> TO DO
Work out how many lines of the listing hold the string "JSON", then answer with that number and nothing else.

> MATERIAL SHOWN
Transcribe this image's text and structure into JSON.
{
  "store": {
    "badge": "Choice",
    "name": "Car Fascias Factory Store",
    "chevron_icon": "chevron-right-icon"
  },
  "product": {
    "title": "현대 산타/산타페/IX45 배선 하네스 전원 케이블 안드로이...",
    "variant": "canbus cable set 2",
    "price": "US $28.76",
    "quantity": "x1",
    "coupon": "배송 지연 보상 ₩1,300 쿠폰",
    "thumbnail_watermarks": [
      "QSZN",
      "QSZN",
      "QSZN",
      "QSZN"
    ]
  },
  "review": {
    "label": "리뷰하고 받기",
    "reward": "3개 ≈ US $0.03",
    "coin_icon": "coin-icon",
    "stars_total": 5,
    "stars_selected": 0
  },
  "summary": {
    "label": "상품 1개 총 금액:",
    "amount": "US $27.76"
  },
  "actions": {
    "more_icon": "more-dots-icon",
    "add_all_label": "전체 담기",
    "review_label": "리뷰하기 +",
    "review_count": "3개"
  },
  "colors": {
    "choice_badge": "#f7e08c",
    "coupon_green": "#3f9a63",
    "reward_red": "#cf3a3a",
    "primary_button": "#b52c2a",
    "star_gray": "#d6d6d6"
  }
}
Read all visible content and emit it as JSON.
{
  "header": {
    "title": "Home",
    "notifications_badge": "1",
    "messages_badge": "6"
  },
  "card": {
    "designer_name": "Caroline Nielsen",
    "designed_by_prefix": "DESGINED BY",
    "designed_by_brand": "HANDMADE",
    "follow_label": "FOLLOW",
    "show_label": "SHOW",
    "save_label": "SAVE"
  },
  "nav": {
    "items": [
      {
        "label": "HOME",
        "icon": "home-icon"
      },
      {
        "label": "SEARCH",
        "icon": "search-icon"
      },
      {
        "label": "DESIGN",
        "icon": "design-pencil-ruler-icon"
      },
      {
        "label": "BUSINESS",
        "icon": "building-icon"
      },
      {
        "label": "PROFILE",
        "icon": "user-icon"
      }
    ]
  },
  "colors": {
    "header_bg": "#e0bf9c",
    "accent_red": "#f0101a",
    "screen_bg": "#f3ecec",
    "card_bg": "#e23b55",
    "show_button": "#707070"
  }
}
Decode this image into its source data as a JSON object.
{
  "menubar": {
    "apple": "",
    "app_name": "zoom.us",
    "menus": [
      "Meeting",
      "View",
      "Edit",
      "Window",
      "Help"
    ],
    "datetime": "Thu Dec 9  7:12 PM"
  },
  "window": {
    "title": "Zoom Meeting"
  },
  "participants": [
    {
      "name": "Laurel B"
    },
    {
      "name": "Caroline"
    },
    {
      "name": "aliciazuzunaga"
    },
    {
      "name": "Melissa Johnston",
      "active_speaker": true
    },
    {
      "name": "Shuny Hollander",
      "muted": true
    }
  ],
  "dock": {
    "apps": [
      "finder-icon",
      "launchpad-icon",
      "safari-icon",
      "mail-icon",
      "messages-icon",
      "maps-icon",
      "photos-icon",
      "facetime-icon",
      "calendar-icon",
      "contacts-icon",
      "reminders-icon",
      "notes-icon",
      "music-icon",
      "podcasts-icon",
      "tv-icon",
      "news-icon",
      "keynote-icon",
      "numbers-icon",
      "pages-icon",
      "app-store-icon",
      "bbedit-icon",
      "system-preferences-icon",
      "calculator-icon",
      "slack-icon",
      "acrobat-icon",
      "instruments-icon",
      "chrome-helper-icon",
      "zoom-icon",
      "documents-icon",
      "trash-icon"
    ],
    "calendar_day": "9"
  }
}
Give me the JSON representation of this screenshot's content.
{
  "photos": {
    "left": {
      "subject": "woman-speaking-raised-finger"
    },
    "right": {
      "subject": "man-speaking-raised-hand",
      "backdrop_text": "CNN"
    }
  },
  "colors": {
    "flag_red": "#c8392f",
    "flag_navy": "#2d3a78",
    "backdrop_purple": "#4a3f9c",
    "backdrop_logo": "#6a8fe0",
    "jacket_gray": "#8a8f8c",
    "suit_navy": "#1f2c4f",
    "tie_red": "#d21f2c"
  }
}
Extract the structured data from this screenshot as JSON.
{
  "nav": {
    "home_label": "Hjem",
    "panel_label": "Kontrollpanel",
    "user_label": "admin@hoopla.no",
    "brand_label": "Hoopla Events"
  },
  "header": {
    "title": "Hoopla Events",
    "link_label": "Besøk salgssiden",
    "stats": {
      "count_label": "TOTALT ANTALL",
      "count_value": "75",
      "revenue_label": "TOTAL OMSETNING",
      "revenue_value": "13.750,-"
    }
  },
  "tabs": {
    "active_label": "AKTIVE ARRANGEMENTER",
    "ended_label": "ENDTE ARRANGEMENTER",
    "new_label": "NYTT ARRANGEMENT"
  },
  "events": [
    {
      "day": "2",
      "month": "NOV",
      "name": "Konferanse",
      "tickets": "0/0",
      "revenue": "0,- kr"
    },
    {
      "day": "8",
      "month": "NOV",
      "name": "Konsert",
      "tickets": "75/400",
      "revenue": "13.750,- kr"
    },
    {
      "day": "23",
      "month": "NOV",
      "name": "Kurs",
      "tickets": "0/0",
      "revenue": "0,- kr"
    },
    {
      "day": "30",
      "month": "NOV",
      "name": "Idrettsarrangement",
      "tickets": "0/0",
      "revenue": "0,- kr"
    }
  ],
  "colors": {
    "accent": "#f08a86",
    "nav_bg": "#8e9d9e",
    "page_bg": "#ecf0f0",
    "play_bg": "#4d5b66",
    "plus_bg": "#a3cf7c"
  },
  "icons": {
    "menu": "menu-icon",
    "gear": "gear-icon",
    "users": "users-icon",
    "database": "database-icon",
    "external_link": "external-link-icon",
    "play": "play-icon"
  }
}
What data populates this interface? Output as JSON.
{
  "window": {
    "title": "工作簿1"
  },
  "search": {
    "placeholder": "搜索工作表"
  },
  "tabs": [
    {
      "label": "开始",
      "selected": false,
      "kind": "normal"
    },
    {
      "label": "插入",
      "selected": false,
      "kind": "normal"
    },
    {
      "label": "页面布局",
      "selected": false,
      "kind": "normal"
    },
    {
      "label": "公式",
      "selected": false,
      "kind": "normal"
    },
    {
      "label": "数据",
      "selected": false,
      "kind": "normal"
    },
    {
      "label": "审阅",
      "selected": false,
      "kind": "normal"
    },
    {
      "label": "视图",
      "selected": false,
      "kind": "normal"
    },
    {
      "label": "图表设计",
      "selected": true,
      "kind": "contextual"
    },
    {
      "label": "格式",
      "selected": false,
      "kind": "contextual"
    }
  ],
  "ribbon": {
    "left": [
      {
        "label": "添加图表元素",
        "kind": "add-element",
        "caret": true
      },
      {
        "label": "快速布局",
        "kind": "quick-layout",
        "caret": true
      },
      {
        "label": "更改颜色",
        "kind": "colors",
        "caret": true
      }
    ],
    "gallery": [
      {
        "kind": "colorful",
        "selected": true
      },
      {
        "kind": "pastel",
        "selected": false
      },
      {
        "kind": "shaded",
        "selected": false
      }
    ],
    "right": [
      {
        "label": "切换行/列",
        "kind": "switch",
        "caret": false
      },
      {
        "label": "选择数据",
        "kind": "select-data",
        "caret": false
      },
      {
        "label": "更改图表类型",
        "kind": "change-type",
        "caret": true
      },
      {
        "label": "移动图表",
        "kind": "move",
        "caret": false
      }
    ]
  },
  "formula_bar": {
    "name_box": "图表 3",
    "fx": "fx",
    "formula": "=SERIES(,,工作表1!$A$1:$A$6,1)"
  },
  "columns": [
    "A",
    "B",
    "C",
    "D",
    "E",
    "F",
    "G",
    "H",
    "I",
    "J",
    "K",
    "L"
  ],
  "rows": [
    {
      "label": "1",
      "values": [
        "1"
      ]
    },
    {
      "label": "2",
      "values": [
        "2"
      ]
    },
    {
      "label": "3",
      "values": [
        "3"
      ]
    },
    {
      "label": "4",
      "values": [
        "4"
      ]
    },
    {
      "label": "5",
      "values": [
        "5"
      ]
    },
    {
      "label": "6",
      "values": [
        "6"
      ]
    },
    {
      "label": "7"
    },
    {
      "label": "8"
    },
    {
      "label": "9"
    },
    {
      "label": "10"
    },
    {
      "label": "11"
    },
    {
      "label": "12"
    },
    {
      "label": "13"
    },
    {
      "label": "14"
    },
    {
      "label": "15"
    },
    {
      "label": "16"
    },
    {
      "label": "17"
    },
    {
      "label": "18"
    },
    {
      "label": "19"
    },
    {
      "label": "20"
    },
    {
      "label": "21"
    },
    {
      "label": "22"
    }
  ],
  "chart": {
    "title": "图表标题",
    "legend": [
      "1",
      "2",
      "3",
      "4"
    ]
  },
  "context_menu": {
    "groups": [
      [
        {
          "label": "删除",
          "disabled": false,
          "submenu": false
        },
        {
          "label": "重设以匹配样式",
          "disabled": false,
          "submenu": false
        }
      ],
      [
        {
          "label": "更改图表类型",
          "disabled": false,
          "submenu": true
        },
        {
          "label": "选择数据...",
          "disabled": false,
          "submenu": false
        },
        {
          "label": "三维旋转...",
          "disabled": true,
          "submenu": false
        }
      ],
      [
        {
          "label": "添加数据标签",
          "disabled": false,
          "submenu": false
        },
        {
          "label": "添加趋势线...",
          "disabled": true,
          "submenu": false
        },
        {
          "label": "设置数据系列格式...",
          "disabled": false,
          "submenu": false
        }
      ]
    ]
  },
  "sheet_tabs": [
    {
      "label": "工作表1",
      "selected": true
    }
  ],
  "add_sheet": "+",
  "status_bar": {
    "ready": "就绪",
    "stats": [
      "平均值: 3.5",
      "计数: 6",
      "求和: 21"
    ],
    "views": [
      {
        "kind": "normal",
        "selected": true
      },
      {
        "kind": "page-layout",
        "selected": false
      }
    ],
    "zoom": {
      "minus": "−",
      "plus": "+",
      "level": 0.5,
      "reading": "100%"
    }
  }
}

> WRITTEN ANSWER
6